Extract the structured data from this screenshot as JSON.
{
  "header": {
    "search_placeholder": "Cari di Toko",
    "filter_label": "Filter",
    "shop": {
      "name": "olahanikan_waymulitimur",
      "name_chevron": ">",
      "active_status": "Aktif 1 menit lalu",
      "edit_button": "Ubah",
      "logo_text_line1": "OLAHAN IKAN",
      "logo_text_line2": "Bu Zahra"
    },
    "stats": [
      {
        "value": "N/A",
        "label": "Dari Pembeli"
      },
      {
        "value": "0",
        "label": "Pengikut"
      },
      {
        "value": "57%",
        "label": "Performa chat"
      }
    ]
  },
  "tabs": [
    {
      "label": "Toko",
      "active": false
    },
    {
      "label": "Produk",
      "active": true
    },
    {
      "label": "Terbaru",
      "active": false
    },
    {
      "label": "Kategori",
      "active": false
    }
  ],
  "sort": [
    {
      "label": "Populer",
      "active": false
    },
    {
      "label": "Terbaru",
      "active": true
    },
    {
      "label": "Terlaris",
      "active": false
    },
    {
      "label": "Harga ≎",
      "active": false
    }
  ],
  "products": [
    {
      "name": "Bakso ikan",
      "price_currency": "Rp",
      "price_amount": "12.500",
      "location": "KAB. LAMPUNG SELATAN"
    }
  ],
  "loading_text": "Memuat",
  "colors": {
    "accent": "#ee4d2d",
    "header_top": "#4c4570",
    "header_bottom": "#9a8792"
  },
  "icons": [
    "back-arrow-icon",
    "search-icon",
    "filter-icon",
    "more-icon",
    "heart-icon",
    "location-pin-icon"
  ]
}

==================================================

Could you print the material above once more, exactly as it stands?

TASK ANSWER =>
Extract the structured data from this screenshot as JSON.
{
  "header": {
    "search_placeholder": "Cari di Toko",
    "filter_label": "Filter",
    "shop": {
      "name": "olahanikan_waymulitimur",
      "name_chevron": ">",
      "active_status": "Aktif 1 menit lalu",
      "edit_button": "Ubah",
      "logo_text_line1": "OLAHAN IKAN",
      "logo_text_line2": "Bu Zahra"
    },
    "stats": [
      {
        "value": "N/A",
        "label": "Dari Pembeli"
      },
      {
        "value": "0",
        "label": "Pengikut"
      },
      {
        "value": "57%",
        "label": "Performa chat"
      }
    ]
  },
  "tabs": [
    {
      "label": "Toko",
      "active": false
    },
    {
      "label": "Produk",
      "active": true
    },
    {
      "label": "Terbaru",
      "active": false
    },
    {
      "label": "Kategori",
      "active": false
    }
  ],
  "sort": [
    {
      "label": "Populer",
      "active": false
    },
    {
      "label": "Terbaru",
      "active": true
    },
    {
      "label": "Terlaris",
      "active": false
    },
    {
      "label": "Harga ≎",
      "active": false
    }
  ],
  "products": [
    {
      "name": "Bakso ikan",
      "price_currency": "Rp",
      "price_amount": "12.500",
      "location": "KAB. LAMPUNG SELATAN"
    }
  ],
  "loading_text": "Memuat",
  "colors": {
    "accent": "#ee4d2d",
    "header_top": "#4c4570",
    "header_bottom": "#9a8792"
  },
  "icons": [
    "back-arrow-icon",
    "search-icon",
    "filter-icon",
    "more-icon",
    "heart-icon",
    "location-pin-icon"
  ]
}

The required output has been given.